LITTLE ROCK (AP) – More than a third of the payday lenders operating in Arkansas are not being regulated, opponents of the lending practice said in a study released Wednesday.
The study by Arkansans Against Abusive Payday Lending, a coalition of groups seeking to end the practice of payday loans, said the state has improved its licensing of payday lenders but called for more oversight.
Sixty-six percent of the state’s 239 payday lenders are licensed and regulated by the Arkansas State Board of Collection Agencies and 34 percent are licensed and unregulated, the study said. The report noted that the state, which last year did not license 7 percent of payday lenders, has licensed them all.
“Regulating some payday lenders but not others is like enforcing the drinking age for beer, but not for wine,” said Michael Rowett, the coalition’s chairman.
The coalition, which includes AARP and the AFL-CIO, has pushed for the elimination of payday loans but Rowett said in the meantime the state needs stricter enforcement of payday lending businesses.
Through a payday loan in Arkansas, a customer writing a check for $400, for example, typically would receive $350. The lender would keep the check for about two weeks without cashing it and, thereby, allowing the customer time to buy back the check.
The $50 charge on the $350 loan for 14 days equates to 371 percent interest, well above Arkansas’ usury limit of 17 percent.
The number of payday lenders in the state has dropped over the past two years from 275 in March 2006 to 265 last November.
Rowett said the coalition is hopeful the state Supreme Court will overturn a Pulaski County judge’s ruling that the law allowing payday lenders does not violate Arkansas’ constitution.
Opponents of the payday-lending industry were unsuccessful earlier this year with efforts to get legislators to approve a law banning the high interest rates charged by the firms. A Senate panel rejected a House bill that would have fined lenders $300 each time a customer is charged an interest rate above 17 percent.
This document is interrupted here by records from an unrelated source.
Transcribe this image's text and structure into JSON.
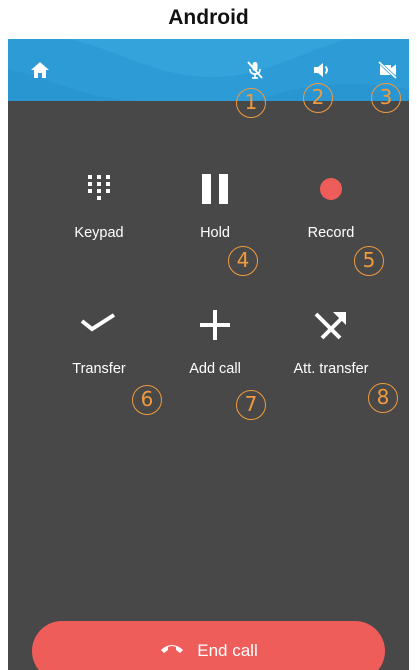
{
  "platform_label": "Android",
  "topbar": {
    "home_icon": "home-icon",
    "mic_icon": "mic-muted-icon",
    "speaker_icon": "speaker-icon",
    "video_icon": "video-off-icon",
    "background": "#2d9bd6"
  },
  "actions": {
    "keypad": {
      "label": "Keypad",
      "icon": "dialpad-icon"
    },
    "hold": {
      "label": "Hold",
      "icon": "pause-icon"
    },
    "record": {
      "label": "Record",
      "icon": "record-dot-icon",
      "color": "#ef5d5a"
    },
    "transfer": {
      "label": "Transfer",
      "icon": "transfer-check-icon"
    },
    "add_call": {
      "label": "Add call",
      "icon": "plus-icon"
    },
    "att_transfer": {
      "label": "Att. transfer",
      "icon": "attended-transfer-icon"
    }
  },
  "end_call": {
    "label": "End call",
    "icon": "hang-up-icon",
    "color": "#ef5d5a"
  },
  "annotations": [
    "1",
    "2",
    "3",
    "4",
    "5",
    "6",
    "7",
    "8"
  ],
  "colors": {
    "screen_bg": "#484848",
    "annotation": "#f09a3e"
  }
}
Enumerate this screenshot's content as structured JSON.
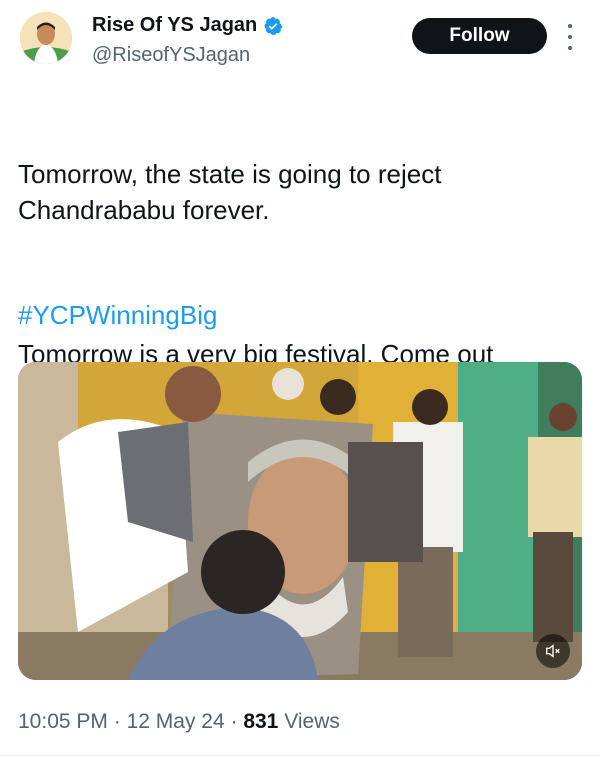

Likewise, the House rejected a Senate bill that would have allowed customers to rescind the checks within a day and said no check casher could threaten a criminal “hot check” charge against a client for extending a loan. The proposal allowed the state Board of Collection Agencies to go after check cashers breaking the state’s laws, giving customers $1,000 each or twice the value of their check, whichever was greater.
Payday-lending opponents said the Senate measure would have done little to regulate the industry.